Today's Judgment of the General Court in case T-135/09 Nexans v European Commission offers an example of a case where protection of confidential information makes it very difficult (if not completely impossible) to understand the reasoning followed by the GC to (partially) quash the appealed Decision by the European Commission (in this case, ordering an inspection in a competition law matter).
One of the grounds for appeal was that the European Commission did not have reasonable suspicions of an infringement of the competition rules on the part of the applicants concerning certain of the products covered by the inspection decision; and, consequently, the decision ordering the inspection was faulty due to lack of a proper motivation.
The General Court addresses this issue at paras 60 to 94 of the T-135/09 Judgement. However, the substantial suppression of confidential information in some parts of the case (for instance, paras 82 and 86 to 88 are suppressed almost entirely) makes it almost impossible to follow the GC's line of argument and leaves the readers scratching their heads and trying to make some sense out of the context provided by the rest of the Judgment--which may lead to improper conclusions, unfortunately.
In these cases, maybe it would be useful to obtain a less limited confidential version if at all possible, or at least a summary of the (general) reasons for the decision reached by the GC--which help practitioners and scholars make some sense of the case and be able to use it in the future, at least as a matter of principle. Otherwise, such important Judgments (which deal with important matters of due process rights, as in the case at hand) will remain impossible to understand and will not contribute to the development of sound practice and fair adjudication in competition law matters.

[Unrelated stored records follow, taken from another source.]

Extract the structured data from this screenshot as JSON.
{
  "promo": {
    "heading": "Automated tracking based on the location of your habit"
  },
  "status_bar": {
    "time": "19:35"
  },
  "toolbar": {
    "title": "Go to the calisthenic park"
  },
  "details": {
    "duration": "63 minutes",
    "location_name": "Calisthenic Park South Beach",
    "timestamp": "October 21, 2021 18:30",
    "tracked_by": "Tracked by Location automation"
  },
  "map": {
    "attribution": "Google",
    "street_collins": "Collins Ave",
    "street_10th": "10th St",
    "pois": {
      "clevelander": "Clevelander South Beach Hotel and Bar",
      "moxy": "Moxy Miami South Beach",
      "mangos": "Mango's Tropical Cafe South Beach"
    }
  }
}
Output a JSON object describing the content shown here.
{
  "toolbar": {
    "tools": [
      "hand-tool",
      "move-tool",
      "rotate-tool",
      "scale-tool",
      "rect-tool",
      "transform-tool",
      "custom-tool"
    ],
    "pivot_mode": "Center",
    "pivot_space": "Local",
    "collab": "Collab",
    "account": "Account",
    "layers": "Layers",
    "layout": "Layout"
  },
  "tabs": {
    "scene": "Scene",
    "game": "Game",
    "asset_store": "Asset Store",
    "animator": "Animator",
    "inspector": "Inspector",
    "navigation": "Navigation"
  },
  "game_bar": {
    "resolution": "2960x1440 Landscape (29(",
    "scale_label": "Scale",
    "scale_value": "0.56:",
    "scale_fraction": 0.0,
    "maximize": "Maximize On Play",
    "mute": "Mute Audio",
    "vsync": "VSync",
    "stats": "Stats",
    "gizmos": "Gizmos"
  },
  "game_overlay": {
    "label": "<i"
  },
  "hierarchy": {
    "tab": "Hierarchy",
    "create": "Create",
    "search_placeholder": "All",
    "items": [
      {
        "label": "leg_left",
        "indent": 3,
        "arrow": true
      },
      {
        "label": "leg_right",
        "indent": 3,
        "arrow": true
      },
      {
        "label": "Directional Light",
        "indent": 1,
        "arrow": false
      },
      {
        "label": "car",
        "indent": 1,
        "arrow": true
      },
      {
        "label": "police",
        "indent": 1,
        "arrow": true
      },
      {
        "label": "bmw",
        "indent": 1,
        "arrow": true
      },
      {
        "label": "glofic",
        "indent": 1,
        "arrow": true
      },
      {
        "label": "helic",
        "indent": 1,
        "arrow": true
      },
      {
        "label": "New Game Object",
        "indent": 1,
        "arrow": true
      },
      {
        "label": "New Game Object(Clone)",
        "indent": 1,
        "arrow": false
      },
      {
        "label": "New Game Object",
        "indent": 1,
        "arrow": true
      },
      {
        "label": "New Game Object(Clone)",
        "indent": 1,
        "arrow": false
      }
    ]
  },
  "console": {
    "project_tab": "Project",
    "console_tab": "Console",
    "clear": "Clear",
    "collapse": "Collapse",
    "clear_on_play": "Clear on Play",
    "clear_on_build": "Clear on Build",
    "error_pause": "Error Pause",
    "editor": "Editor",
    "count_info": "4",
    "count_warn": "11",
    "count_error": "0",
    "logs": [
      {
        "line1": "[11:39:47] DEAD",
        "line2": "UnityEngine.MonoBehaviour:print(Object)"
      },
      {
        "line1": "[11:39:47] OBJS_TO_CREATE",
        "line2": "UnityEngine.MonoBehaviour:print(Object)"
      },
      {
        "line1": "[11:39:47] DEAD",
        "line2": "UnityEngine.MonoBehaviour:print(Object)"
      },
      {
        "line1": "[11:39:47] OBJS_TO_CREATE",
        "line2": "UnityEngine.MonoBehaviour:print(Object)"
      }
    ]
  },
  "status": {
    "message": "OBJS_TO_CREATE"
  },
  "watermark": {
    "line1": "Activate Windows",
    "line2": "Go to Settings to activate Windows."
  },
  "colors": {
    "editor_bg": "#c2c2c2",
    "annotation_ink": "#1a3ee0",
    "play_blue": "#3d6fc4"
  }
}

Nonetheless, proper protection of confidential information and ensuring the understandability of case law may not always be attainable simultaneously...